%%

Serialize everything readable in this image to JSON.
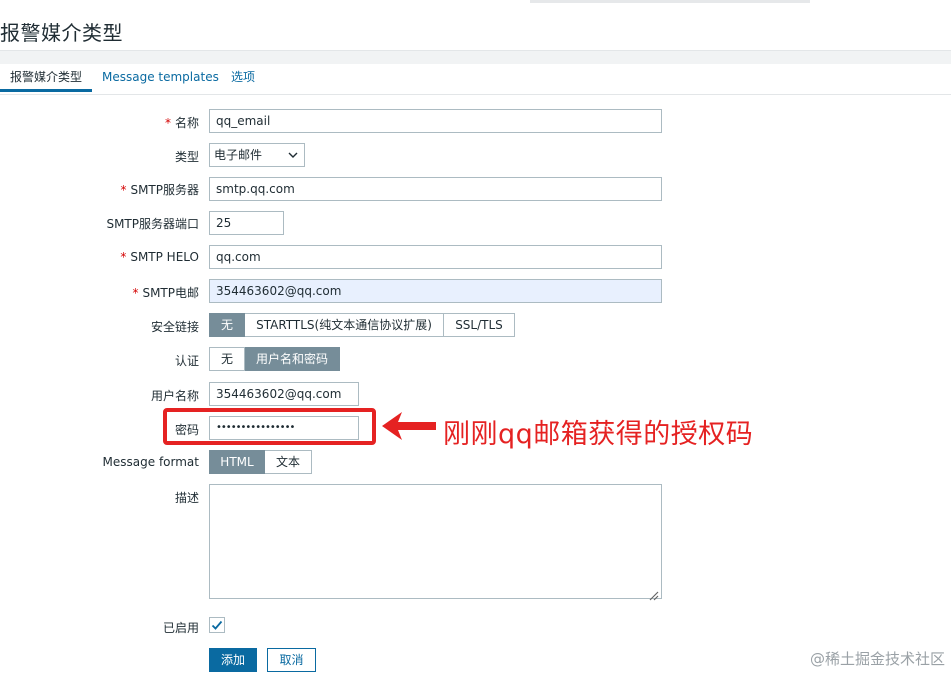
{
  "page": {
    "title": "报警媒介类型"
  },
  "tabs": [
    {
      "label": "报警媒介类型",
      "active": true
    },
    {
      "label": "Message templates",
      "active": false
    },
    {
      "label": "选项",
      "active": false
    }
  ],
  "form": {
    "name": {
      "label": "名称",
      "required": true,
      "value": "qq_email"
    },
    "type": {
      "label": "类型",
      "required": false,
      "value": "电子邮件"
    },
    "smtp_server": {
      "label": "SMTP服务器",
      "required": true,
      "value": "smtp.qq.com"
    },
    "smtp_port": {
      "label": "SMTP服务器端口",
      "required": false,
      "value": "25"
    },
    "smtp_helo": {
      "label": "SMTP HELO",
      "required": true,
      "value": "qq.com"
    },
    "smtp_email": {
      "label": "SMTP电邮",
      "required": true,
      "value": "354463602@qq.com"
    },
    "security": {
      "label": "安全链接",
      "options": [
        "无",
        "STARTTLS(纯文本通信协议扩展)",
        "SSL/TLS"
      ],
      "selected": "无"
    },
    "auth": {
      "label": "认证",
      "options": [
        "无",
        "用户名和密码"
      ],
      "selected": "用户名和密码"
    },
    "username": {
      "label": "用户名称",
      "value": "354463602@qq.com"
    },
    "password": {
      "label": "密码",
      "value": "••••••••••••••••"
    },
    "message_format": {
      "label": "Message format",
      "options": [
        "HTML",
        "文本"
      ],
      "selected": "HTML"
    },
    "description": {
      "label": "描述",
      "value": ""
    },
    "enabled": {
      "label": "已启用",
      "checked": true
    }
  },
  "buttons": {
    "add": "添加",
    "cancel": "取消"
  },
  "annotation": {
    "text": "刚刚qq邮箱获得的授权码",
    "color": "#e52222"
  },
  "watermark": "@稀土掘金技术社区",
  "colors": {
    "accent": "#0a6aa1",
    "selected_segment": "#768d99",
    "required": "#d40000",
    "autofill": "#e8f0fe"
  },
  "icons": {
    "dropdown": "chevron-down-icon",
    "checkbox": "checkmark-icon",
    "resize": "resize-grip-icon",
    "annotation": "arrow-left-icon"
  }
}
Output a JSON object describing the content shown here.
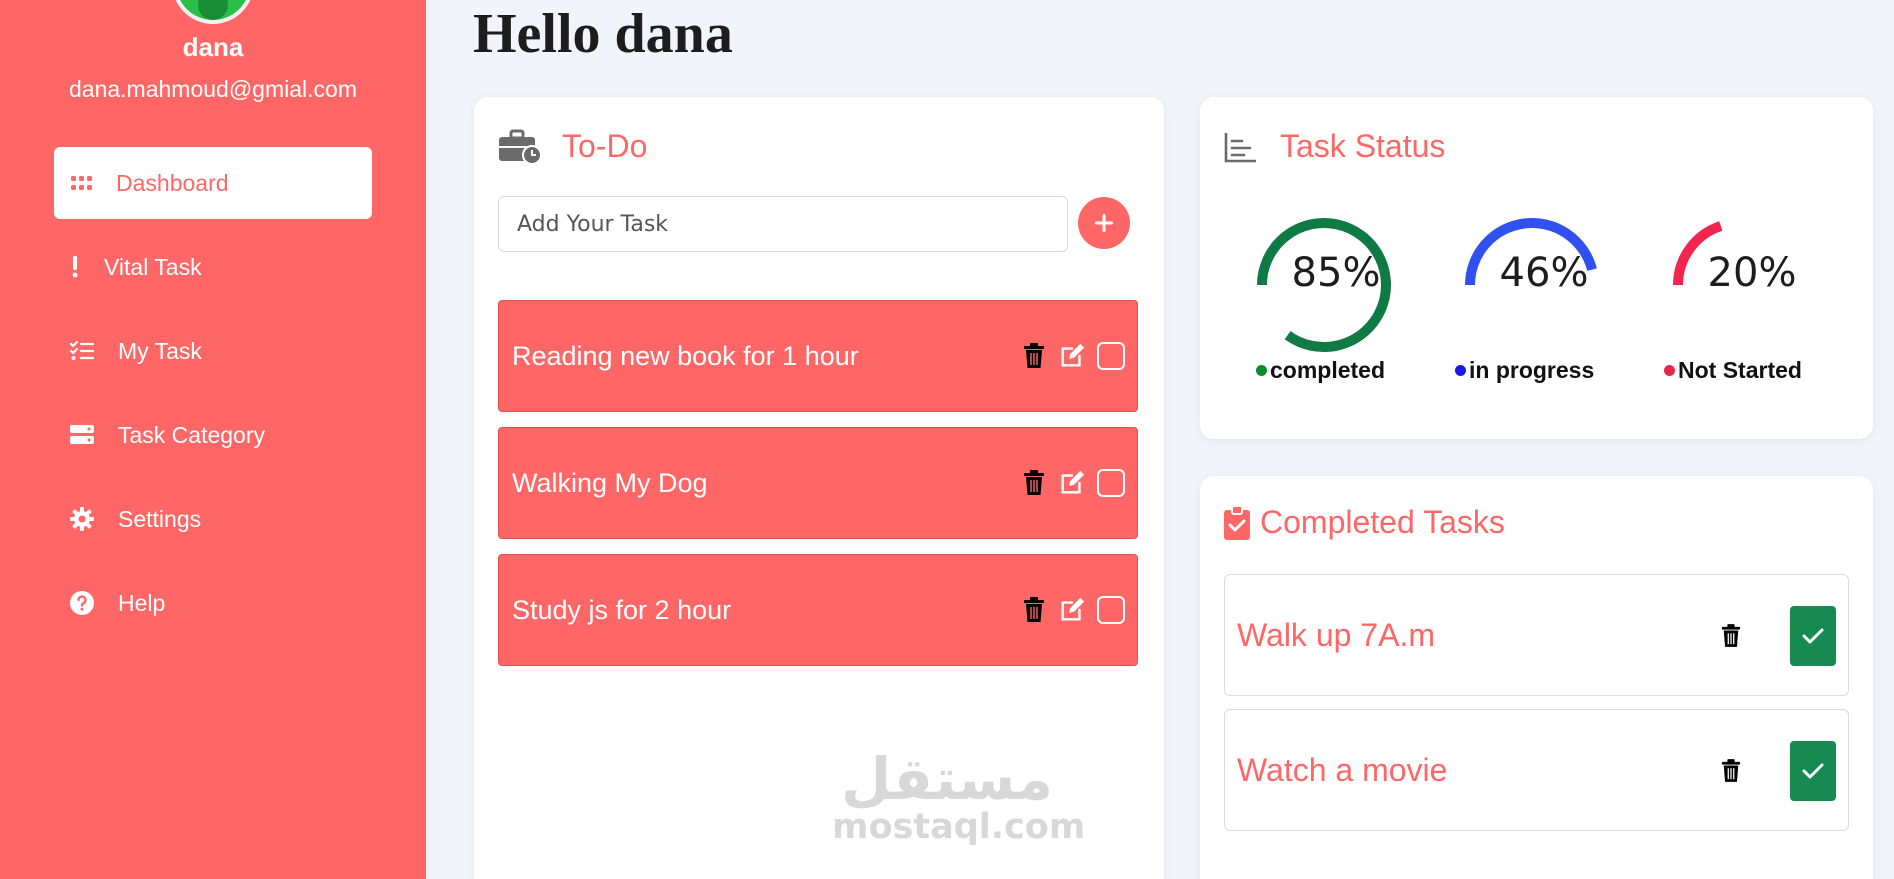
{
  "user": {
    "name": "dana",
    "email": "dana.mahmoud@gmial.com"
  },
  "sidebar": {
    "items": [
      {
        "label": "Dashboard",
        "icon": "grid-icon",
        "active": true
      },
      {
        "label": "Vital Task",
        "icon": "exclamation-icon"
      },
      {
        "label": "My Task",
        "icon": "checklist-icon"
      },
      {
        "label": "Task Category",
        "icon": "category-icon"
      },
      {
        "label": "Settings",
        "icon": "gear-icon"
      },
      {
        "label": "Help",
        "icon": "help-icon"
      }
    ]
  },
  "header": {
    "greeting": "Hello dana"
  },
  "todo": {
    "title": "To-Do",
    "icon": "briefcase-clock-icon",
    "input_placeholder": "Add Your Task",
    "add_icon": "plus-icon",
    "tasks": [
      {
        "text": "Reading new book for 1 hour",
        "checked": false
      },
      {
        "text": "Walking My Dog",
        "checked": false
      },
      {
        "text": "Study js for 2 hour",
        "checked": false
      }
    ]
  },
  "status": {
    "title": "Task Status",
    "icon": "bar-chart-icon",
    "items": [
      {
        "percent": "85%",
        "value": 85,
        "label": "completed",
        "color": "#0f7a43",
        "dot_color": "#0f8a2e"
      },
      {
        "percent": "46%",
        "value": 46,
        "label": "in progress",
        "color": "#3150f0",
        "dot_color": "#1a1ae6"
      },
      {
        "percent": "20%",
        "value": 20,
        "label": "Not Started",
        "color": "#f2254f",
        "dot_color": "#e8244d"
      }
    ]
  },
  "completed": {
    "title": "Completed Tasks",
    "icon": "clipboard-check-icon",
    "items": [
      {
        "text": "Walk up 7A.m",
        "done": true
      },
      {
        "text": "Watch a movie",
        "done": true
      }
    ]
  },
  "watermark": {
    "arabic": "مستقل",
    "latin": "mostaql.com"
  },
  "colors": {
    "accent": "#ff6767",
    "background": "#f1f4fb",
    "done_green": "#178a52"
  }
}
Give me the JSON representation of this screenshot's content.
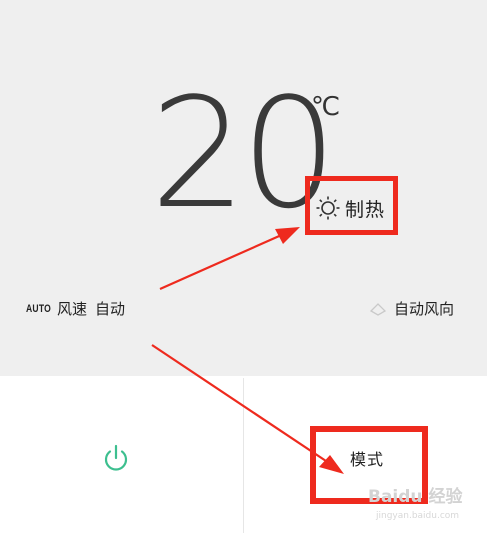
{
  "display": {
    "temperature": "20",
    "unit": "℃",
    "mode_label": "制热",
    "mode_icon": "sun-icon"
  },
  "fan": {
    "auto_badge": "AUTO",
    "speed_label": "风速",
    "speed_value": "自动",
    "direction_label": "自动风向",
    "direction_icon": "diamond-outline-icon"
  },
  "controls": {
    "power_icon": "power-icon",
    "mode_button_label": "模式"
  },
  "colors": {
    "panel_bg": "#efefef",
    "highlight_red": "#ee2a1e",
    "power_green": "#3dbf8f"
  },
  "watermark": {
    "brand": "Baidu 经验",
    "url": "jingyan.baidu.com"
  }
}
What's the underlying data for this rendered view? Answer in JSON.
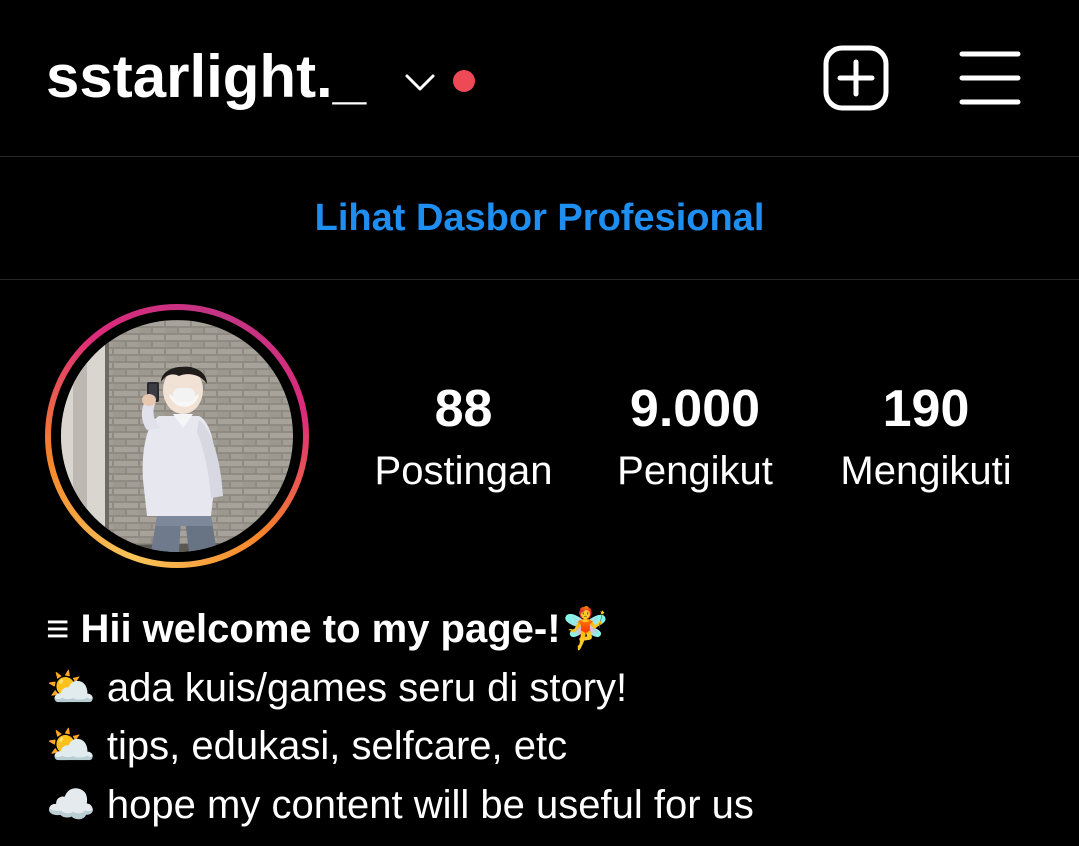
{
  "header": {
    "username": "sstarlight._",
    "chevron_icon": "chevron-down-icon",
    "notification_dot_color": "#ed4956",
    "add_icon": "plus-square-icon",
    "menu_icon": "hamburger-menu-icon"
  },
  "dashboard": {
    "label": "Lihat Dasbor Profesional",
    "color": "#1f8ef1"
  },
  "profile": {
    "avatar_icon": "profile-photo",
    "story_ring": true
  },
  "stats": [
    {
      "value": "88",
      "label": "Postingan"
    },
    {
      "value": "9.000",
      "label": "Pengikut"
    },
    {
      "value": "190",
      "label": "Mengikuti"
    }
  ],
  "bio": {
    "lines": [
      "≡ Hii welcome to my page-!🧚",
      "⛅ ada kuis/games seru di story!",
      "⛅ tips, edukasi, selfcare, etc",
      "☁️ hope my content will be useful for us"
    ]
  }
}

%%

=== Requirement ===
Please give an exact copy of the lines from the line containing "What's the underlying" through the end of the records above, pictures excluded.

=== The answer ===
What's the underlying data for this rendered view? Answer in JSON.
{
  "header": {
    "username": "sstarlight._",
    "chevron_icon": "chevron-down-icon",
    "notification_dot_color": "#ed4956",
    "add_icon": "plus-square-icon",
    "menu_icon": "hamburger-menu-icon"
  },
  "dashboard": {
    "label": "Lihat Dasbor Profesional",
    "color": "#1f8ef1"
  },
  "profile": {
    "avatar_icon": "profile-photo",
    "story_ring": true
  },
  "stats": [
    {
      "value": "88",
      "label": "Postingan"
    },
    {
      "value": "9.000",
      "label": "Pengikut"
    },
    {
      "value": "190",
      "label": "Mengikuti"
    }
  ],
  "bio": {
    "lines": [
      "≡ Hii welcome to my page-!🧚",
      "⛅ ada kuis/games seru di story!",
      "⛅ tips, edukasi, selfcare, etc",
      "☁️ hope my content will be useful for us"
    ]
  }
}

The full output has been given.